“I have lived in many places and I have to admit this is the most generous community I have ever seen,” Brandon Miller said.
College students from IMG, Ringling School of Art and Design, the University of South Florida Sarasota-Manatee and State College of Florida also have a tradition of donating items to Goodwill when they leave campus, Brandon Miller said.
There are 37 Goodwill donation sites and nine retail locations just in the Manatee area.
If the donated item is apparel such as clothing or linen, which is about 50 percent of all donations, it’s put into huge barrels in the employee-only areas of the store.
Teams of employees called sorters, hangers, taggers and others send the items along an assembly line. Some items will go on the sales floor but some will get sent “down the river” to the bargain barn if stained or ripped.
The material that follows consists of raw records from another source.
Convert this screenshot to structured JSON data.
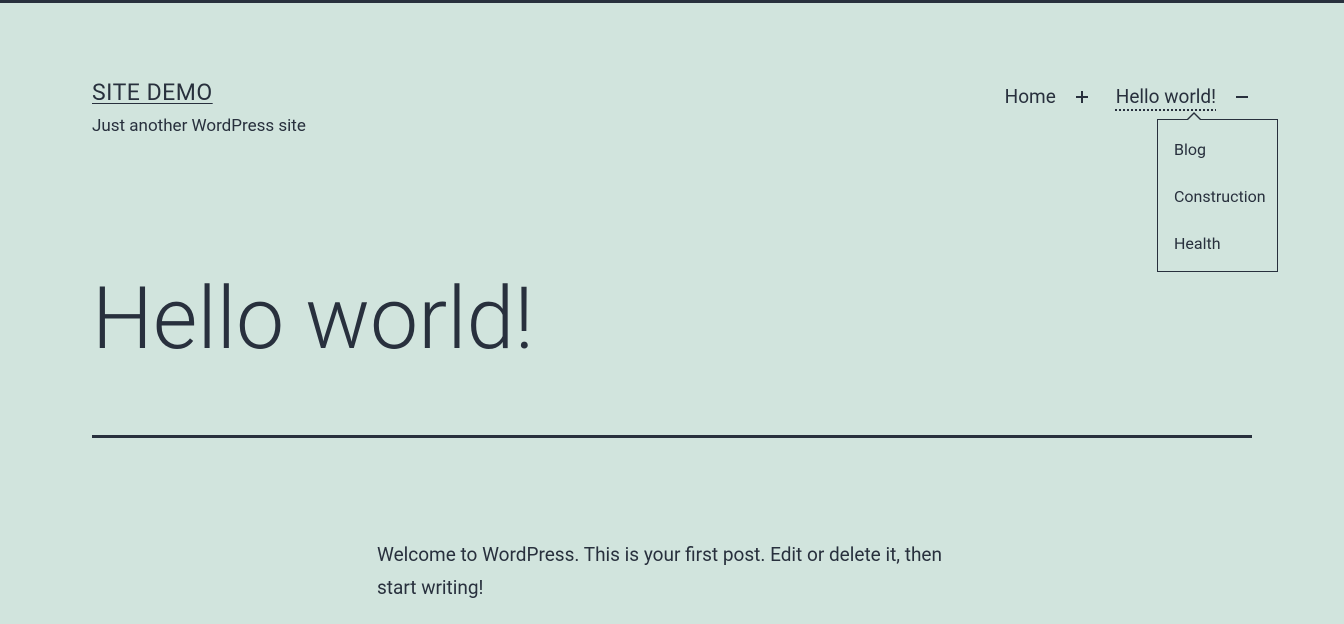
{
  "branding": {
    "title": "SITE DEMO",
    "tagline": "Just another WordPress site"
  },
  "nav": {
    "items": [
      {
        "label": "Home",
        "current": false,
        "expanded": false
      },
      {
        "label": "Hello world!",
        "current": true,
        "expanded": true
      }
    ],
    "submenu": [
      {
        "label": "Blog"
      },
      {
        "label": "Construction"
      },
      {
        "label": "Health"
      }
    ]
  },
  "post": {
    "title": "Hello world!",
    "body": "Welcome to WordPress. This is your first post. Edit or delete it, then start writing!"
  }
}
Some employees separate apparel going to the sales floor into women, men, boys, girls and then by tops and bottoms. Some employees price each piece, fold it and hang it.
Goodwill has a base price for everything, including books, mattresses, end tables, shirts, shoes and hundreds of other items.
Employees are trained to recognize more valuable items such as a genuine Coach purse or Calvin Klein sheets, and look up their value in special guides, Olivas said.
Special pieces are priced higher and often go to the “boutique” part of the store.
“We try to get the most value out of the stuff that is donated while still giving the public a good deal,” Olivas said.
Goodwill prices items anywhere from one-third to one-half of retail value, Olivas added.
The Goodwill store at 8750 E. State Road 70, Bradenton, is unique because it has a “tech connection” and refurbishes donated computers and sells them. It will also fix a customer’s personal computer for a fee, Olivas said.
“You can buy a computer here for from $100 to $150 and get a warranty on it or bring your computer in here for repair,” Olivas said. “Everything is ‘as-is’ in Goodwill except the computers in this store.”
The East Manatee store also has a facet called “Job Connection” where anyone can stop by to get job and resume advice, Brandon Miller said.
Although Goodwill employees check item values, quite often something slips through the cracks, which “treasure hunters” love, Olivas told the media during her tour.
She described an oil painting of a dog sold for $30 or $40 on the grand opening day of the State Road 70 Goodwill store about a year ago. The woman who bought it discovered it was worth about $4,000. The painting was sold at auction and the woman who bought it donated the money to an animal shelter, Olivas said.
A customer also recently found a diamond and gold brooch on a vest and gave the brooch to store employee.
“She could have bought the vest and had a brooch along with it that was worth thousands,” Olivas said. “We are not perfect. We will miss things.”